References

For global readers, a calculator to convert laboratory values, dosages, and other measurements to SI units can be found here.

All Clinician's Brief content is reviewed for accuracy at the time of publication. Previously published content may not reflect recent developments in research and practice.

Material from Clinician's Brief may not be reproduced, distributed, or used in whole or in part without prior permission of Educational Concepts, LLC. For questions or inquiries please contact us.

Podcasts

Clinician's Brief:
The Podcast
Listen as host Alyssa Watson, DVM, talks with the authors of your favorite Clinician’s Brief articles.
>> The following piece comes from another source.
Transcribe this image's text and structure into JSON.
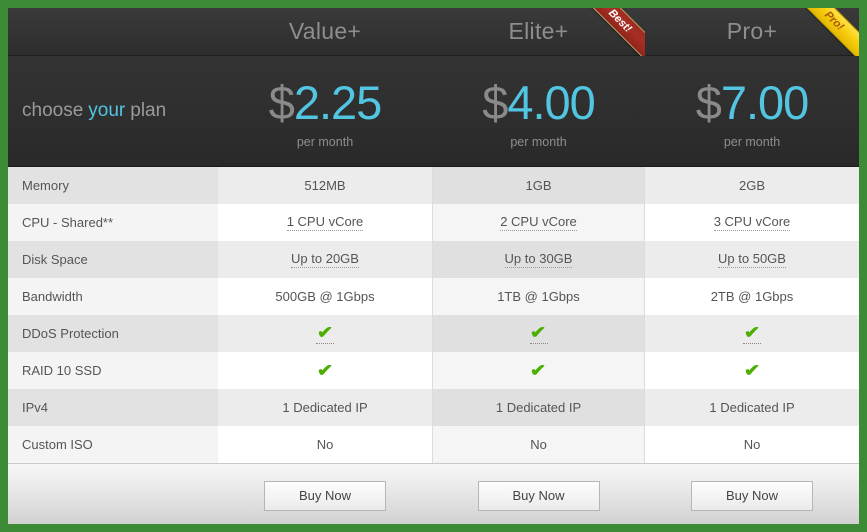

Dig deeper and explore the conversations behind the content here.
Clinician's Brief provides relevant diagnostic and treatment information for small animal practitioners. It has been ranked the #1 most essential publication by small animal veterinarians for 9 years.*

*2007-2017 PERQ and Essential Media Studies

© 2022 Educational Concepts, L.L.C. dba Brief Media ™ All Rights Reserved. Terms & Conditions | DMCA Copyright | Privacy Policy | Acceptable Use Policy